Material for this exercise: Begin

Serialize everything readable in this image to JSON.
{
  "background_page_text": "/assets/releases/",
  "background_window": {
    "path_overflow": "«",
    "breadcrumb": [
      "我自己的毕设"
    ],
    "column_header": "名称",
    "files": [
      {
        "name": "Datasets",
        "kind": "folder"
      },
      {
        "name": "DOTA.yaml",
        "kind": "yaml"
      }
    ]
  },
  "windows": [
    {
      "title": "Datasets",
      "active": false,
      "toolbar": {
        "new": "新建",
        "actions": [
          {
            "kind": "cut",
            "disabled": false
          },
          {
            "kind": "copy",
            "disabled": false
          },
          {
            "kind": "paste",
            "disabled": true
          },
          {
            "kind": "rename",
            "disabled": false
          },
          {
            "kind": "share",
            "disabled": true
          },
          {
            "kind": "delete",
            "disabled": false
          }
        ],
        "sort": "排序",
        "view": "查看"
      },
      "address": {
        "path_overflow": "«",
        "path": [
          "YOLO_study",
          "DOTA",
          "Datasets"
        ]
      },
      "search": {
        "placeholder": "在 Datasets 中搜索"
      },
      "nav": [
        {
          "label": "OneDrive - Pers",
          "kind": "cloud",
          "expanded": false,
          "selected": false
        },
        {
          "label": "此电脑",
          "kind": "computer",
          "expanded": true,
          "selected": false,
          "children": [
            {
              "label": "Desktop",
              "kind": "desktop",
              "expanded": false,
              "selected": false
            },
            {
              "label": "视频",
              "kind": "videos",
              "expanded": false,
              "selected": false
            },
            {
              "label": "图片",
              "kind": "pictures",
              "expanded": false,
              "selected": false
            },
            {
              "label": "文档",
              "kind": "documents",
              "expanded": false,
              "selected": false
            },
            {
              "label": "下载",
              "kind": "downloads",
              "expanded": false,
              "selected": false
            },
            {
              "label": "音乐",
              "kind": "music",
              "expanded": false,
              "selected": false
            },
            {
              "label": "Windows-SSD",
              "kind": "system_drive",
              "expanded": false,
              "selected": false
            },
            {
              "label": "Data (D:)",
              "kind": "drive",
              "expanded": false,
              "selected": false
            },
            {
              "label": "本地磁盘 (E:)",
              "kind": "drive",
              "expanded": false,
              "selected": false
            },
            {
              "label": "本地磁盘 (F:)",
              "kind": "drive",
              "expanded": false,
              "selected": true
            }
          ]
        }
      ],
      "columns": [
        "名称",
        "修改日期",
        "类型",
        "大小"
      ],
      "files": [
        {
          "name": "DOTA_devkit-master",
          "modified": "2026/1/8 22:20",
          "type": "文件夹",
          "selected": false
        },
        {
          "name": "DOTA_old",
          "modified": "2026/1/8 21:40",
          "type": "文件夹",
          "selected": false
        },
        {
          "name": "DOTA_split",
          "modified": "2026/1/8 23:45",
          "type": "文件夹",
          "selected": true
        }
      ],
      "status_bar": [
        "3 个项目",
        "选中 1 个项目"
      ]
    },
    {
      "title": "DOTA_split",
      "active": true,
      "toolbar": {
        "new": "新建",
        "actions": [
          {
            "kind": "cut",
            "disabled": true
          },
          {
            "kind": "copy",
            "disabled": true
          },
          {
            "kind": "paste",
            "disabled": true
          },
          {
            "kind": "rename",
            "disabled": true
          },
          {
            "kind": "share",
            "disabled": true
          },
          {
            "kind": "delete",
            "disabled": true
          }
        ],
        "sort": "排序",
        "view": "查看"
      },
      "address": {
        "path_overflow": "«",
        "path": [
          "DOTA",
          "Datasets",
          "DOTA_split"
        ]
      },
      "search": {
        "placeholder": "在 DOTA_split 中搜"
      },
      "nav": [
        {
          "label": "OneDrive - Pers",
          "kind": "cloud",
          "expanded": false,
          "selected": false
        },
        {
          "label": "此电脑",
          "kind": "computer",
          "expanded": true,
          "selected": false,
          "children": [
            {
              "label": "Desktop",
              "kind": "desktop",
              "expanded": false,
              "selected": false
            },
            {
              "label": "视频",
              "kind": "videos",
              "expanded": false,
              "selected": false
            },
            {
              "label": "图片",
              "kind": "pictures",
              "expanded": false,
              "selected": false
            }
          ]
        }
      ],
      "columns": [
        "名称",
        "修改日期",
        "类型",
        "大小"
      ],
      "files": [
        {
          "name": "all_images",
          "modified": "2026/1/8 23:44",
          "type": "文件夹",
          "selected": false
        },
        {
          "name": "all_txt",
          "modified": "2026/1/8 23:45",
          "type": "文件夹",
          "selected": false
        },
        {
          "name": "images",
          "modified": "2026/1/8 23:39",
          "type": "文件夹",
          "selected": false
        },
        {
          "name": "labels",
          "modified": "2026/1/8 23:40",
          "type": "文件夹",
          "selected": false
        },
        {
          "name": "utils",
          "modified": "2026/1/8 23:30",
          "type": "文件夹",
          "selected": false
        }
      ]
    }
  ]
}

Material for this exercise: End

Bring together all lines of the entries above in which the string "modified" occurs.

Final answer —
          "modified": "2026/1/8 22:20",
          "modified": "2026/1/8 21:40",
          "modified": "2026/1/8 23:45",
          "modified": "2026/1/8 23:44",
          "modified": "2026/1/8 23:45",
          "modified": "2026/1/8 23:39",
          "modified": "2026/1/8 23:40",
          "modified": "2026/1/8 23:30",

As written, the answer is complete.